Available data
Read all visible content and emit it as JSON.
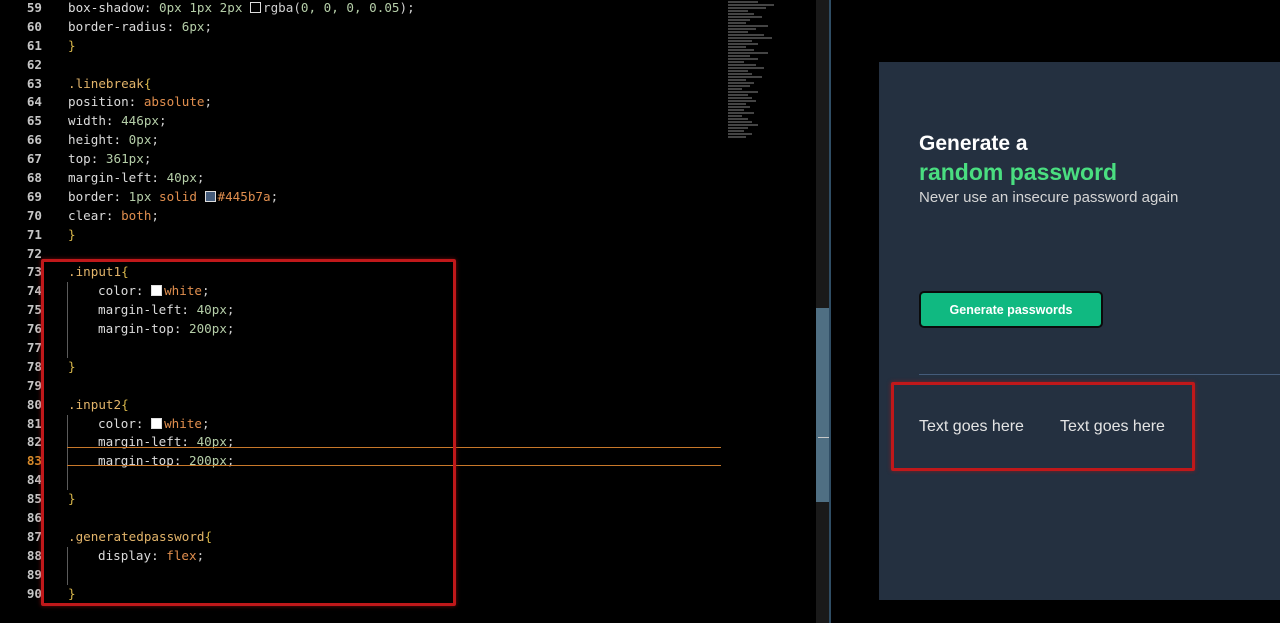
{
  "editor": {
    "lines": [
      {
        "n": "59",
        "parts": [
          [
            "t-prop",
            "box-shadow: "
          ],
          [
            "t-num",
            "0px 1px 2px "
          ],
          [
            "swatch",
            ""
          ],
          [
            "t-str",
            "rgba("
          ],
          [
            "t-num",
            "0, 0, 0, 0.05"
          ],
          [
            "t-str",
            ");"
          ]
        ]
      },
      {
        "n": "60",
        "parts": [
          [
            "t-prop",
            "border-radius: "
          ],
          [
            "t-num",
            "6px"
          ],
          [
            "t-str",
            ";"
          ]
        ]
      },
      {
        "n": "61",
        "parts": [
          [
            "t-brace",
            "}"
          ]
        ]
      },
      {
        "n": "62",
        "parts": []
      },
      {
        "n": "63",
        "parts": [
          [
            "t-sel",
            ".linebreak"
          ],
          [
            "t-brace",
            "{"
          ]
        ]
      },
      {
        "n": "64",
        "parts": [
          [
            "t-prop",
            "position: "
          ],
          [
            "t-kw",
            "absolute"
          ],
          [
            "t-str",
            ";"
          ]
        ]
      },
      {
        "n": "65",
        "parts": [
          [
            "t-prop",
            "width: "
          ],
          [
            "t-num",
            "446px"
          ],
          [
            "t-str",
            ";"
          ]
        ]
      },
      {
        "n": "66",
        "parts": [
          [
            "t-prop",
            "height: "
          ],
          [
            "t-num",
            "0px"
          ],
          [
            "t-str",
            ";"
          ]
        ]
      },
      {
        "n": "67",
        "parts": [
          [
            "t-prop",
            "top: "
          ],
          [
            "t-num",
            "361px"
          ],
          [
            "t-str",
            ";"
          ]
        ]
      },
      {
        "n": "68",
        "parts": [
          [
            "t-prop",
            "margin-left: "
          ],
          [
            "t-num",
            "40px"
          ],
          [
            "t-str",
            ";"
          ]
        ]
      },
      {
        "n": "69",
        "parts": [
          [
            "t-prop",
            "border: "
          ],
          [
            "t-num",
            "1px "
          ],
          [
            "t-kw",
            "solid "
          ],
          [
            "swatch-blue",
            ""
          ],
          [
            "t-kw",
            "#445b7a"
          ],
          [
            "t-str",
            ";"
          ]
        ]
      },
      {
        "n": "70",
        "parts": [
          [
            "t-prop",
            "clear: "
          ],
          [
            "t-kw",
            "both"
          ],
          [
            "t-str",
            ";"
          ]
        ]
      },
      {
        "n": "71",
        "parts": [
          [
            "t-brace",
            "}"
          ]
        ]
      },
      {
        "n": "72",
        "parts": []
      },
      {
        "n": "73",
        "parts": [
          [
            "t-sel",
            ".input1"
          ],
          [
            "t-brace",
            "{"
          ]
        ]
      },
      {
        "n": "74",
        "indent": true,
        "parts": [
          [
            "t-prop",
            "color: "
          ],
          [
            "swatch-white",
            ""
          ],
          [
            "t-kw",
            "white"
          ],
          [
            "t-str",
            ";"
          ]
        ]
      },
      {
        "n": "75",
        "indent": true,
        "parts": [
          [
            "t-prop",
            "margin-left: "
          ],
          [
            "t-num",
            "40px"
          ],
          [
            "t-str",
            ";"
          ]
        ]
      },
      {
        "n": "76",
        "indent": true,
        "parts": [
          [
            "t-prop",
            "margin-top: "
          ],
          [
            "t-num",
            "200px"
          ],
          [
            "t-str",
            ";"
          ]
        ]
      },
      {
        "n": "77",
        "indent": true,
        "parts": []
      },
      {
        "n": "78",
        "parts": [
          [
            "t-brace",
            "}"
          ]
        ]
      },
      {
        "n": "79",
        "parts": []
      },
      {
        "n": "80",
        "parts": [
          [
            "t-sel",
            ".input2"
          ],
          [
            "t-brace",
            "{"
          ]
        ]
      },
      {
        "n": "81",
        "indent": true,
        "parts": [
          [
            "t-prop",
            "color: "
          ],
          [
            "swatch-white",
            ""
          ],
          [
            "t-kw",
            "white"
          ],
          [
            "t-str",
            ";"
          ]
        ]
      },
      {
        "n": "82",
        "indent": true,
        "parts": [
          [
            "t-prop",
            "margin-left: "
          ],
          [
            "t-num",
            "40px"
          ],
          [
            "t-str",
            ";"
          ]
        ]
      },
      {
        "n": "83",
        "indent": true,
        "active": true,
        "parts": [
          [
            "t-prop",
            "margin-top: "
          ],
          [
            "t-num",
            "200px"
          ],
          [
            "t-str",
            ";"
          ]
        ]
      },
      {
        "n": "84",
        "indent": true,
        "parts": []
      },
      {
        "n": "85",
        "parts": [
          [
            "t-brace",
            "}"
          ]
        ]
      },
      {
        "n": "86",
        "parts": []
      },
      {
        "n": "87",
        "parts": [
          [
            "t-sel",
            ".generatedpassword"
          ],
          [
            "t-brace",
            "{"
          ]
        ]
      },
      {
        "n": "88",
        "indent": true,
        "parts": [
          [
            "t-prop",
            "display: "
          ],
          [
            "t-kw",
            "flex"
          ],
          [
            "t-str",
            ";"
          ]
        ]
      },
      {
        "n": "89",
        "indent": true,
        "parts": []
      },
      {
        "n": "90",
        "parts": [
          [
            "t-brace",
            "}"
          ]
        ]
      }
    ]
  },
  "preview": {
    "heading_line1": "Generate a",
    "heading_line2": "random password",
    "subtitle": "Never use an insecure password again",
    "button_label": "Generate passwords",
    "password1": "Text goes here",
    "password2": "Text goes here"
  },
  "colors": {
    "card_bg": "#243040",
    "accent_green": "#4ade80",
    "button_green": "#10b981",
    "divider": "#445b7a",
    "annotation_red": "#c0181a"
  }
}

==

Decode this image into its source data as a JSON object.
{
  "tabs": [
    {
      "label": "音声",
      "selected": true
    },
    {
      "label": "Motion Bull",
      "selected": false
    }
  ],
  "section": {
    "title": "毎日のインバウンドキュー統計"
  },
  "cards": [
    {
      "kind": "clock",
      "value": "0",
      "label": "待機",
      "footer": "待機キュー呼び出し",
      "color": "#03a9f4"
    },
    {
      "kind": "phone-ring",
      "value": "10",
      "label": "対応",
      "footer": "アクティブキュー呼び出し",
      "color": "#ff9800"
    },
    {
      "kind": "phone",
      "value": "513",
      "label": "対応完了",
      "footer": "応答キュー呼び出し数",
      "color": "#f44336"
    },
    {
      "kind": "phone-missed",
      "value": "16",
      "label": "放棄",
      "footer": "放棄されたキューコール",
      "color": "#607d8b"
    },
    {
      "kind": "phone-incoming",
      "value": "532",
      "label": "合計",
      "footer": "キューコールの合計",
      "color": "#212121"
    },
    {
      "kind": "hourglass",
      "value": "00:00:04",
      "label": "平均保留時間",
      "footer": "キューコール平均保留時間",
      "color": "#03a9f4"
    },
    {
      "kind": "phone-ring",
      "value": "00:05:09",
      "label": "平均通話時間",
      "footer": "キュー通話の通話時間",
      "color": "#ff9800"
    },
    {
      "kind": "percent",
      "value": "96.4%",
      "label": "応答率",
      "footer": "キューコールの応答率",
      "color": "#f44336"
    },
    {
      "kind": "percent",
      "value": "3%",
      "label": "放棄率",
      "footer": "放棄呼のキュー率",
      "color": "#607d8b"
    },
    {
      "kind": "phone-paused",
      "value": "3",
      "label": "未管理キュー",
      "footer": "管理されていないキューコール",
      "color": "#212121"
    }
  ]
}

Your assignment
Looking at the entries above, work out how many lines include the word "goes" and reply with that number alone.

Solved exercise
2